      According to the report, Egyptian authorities opened the Rafiah crossing at 9:00 a.m. to allow three groups to cross into Egypt. The first group contained 266 Hajj pilgrims, the second included 258 and the third 259 Hajj pilgrims, Egyptian officials said.

      The Egyptian director of the Rafiah terminal, Sami Mitwali, told Ma'an that Egyptian authorities planned to allow 841 pilgrims to pass on Friday. Egyptian authorities will also allow 517 Hajj pilgrims to travel on Saturday, the last day for Hajj pilgrims to embark on the journey to Saudi Arabia.

      Mitwali added that Egyptian authorities would allow trucks carrying Qatari construction materials to enter Gaza concurrently with the passage of Hajj pilgrims.

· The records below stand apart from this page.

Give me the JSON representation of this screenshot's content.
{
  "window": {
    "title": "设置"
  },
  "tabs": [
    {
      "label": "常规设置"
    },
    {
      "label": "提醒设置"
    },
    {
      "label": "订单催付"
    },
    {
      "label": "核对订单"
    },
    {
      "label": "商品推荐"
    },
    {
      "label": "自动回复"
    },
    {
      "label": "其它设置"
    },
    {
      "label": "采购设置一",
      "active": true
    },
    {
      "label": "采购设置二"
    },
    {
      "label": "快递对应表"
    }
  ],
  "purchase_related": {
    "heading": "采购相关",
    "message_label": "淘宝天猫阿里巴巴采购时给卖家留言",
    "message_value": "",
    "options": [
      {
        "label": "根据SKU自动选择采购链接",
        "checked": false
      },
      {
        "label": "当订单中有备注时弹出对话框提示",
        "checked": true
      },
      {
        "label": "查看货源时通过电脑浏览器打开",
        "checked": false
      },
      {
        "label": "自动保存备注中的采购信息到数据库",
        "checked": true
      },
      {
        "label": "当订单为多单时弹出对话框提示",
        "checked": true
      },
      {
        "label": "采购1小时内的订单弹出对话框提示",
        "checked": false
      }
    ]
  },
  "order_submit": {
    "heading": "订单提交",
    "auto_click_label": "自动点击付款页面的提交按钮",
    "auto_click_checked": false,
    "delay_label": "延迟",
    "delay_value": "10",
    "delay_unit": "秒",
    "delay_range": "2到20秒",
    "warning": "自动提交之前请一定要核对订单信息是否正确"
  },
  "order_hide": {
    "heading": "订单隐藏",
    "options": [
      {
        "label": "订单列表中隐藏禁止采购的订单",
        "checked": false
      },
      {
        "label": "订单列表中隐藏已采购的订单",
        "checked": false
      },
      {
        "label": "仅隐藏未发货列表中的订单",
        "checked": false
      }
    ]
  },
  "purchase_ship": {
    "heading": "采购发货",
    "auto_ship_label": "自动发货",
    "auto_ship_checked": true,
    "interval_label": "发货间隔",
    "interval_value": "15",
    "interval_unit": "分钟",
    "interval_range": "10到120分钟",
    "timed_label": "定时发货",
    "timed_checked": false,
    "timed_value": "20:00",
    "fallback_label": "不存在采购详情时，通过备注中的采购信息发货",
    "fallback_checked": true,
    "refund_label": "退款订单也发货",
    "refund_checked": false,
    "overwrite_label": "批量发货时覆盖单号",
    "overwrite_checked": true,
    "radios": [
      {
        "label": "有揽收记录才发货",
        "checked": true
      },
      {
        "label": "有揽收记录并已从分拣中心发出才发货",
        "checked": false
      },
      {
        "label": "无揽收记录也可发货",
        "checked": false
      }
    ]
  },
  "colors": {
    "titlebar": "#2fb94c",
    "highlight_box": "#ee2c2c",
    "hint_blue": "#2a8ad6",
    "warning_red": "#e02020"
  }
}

      The decision comes after Egyptian authorities on Wednesday forced over 100 PA Arab pilgrims to return to Gaza after having entered the country to travel to Saudi Arabia for the Hajj pilgrimage.

      Also on Thursday, the first large group of Hajj pilgrims from Gaza arrived at Jedda International Airport in Saudi Arabia to perform the Hajj pilgrimage, according to the media director at the PA’s Ministry of Endowments and Religious Affairs, Mohammad Nawahda.

      The Rafiah crossing had been closed for security reasons ever since the Egyptian army started a crackdown against terrorists in the Sinai Peninsula and Egypt has frequently closed it to the political unrest in Egypt and violence in the Sinai.

      The Sinai has become increasingly lawless since the fall of former president Hosni Mubarak in February 2011, and the terror attacks have only increased since the removal of his successor, Mohammed Morsi.

      In addition to cracking down on Sinai terrorists, Egypt’s army has also been applying pressure on Hamas, which is blamed by Egypt for being involved in teaching Islamists in Egypt how to carry out attacks. Hamas has denied the allegations.

      On Thursday, senior Egyptian officers warned that if attacks on Egyptian soldiers in the Sinai Peninsula continue, Egypt may carry out airstrikes in Gaza.

      The officers said that Egyptian planes had entered Gaza airspace to study potential targets in Rafah and Khan Younis, near the southern border.

      They said the military would also consider targeting vehicles bringing goods across the border. “All options are open,” they warned.